Planning a spot of baking this bank holiday weekend? From old favourites to new releases, here’s ten cookbooks for you
Jury still out on Manchester City boss Manuel Pellegrini

Jury still out on Pellegrini

Draw with Sunderland raises questions over Manchester City manager's ability to motivate and unify his players
Ben Stokes: 'Punching lockers isn't way forward'

Ben Stokes: 'Punching lockers isn't way forward'

The all-rounder has been hailed as future star after Ashes debut but incident in Caribbean added to doubts about discipline. Jon Culley meets a man looking to control his emotions
Mark Johnston: First £1 million jackpot spurs him on

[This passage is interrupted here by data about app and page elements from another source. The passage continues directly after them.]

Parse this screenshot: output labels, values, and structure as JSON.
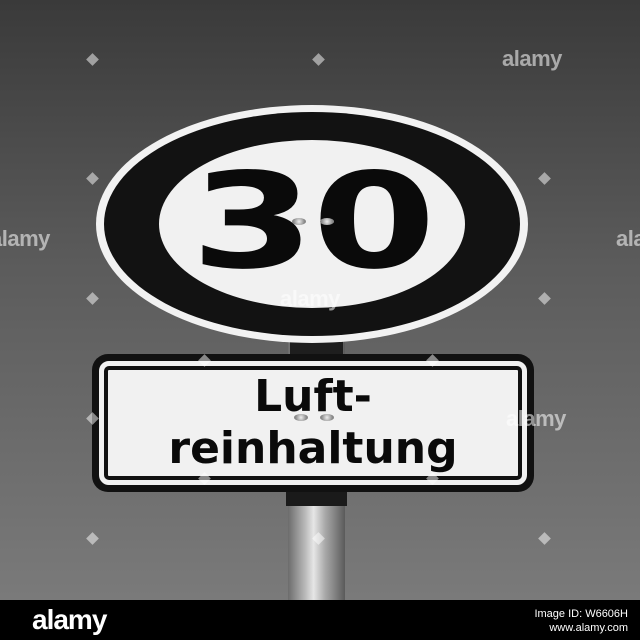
{
  "sign": {
    "speed_limit": "30",
    "plate_line_1": "Luft-",
    "plate_line_2": "reinhaltung"
  },
  "watermark": {
    "text": "alamy"
  },
  "footer": {
    "logo": "alamy",
    "image_id": "Image ID: W6606H",
    "site": "www.alamy.com"
  },
  "colors": {
    "sign_black": "#0a0a0a",
    "sign_white": "#f1f1f1",
    "footer_bg": "#000000"
  }
}
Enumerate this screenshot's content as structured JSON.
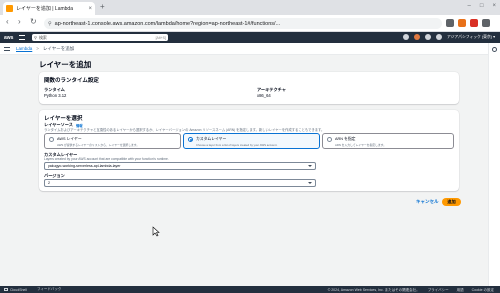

Mark Johnston: First £1 million jackpot spurs him on

The most prize money ever at an All-Weather race day is up for grabs at Lingfield on Friday, and the record-breaking trainer tells Jon Freeman how times have changed
Ricky Gervais: 'People are waiting for me to fail. If you think it's awful, then just don't watch it'

Ricky Gervais: 'People are waiting for me to fail'

As the second series of his divisive sitcom 'Derek' hits screens, the comedian tells James Rampton why he'll never bow to the critics who habitually circle his work
Mad Men series 7, TV review: The suits are still sharp, but Don Draper has lost his edge

Mad Men returns for a final fling

The suits are still sharp, but Don Draper has lost his edge
Google finds a lift into space will never get off the ground as there is no material strong enough for a cable from Earth into orbit

Google finds a lift into space will never get off the ground

Technology giant’s scientists say there is no material strong enough for a cable from Earth into orbit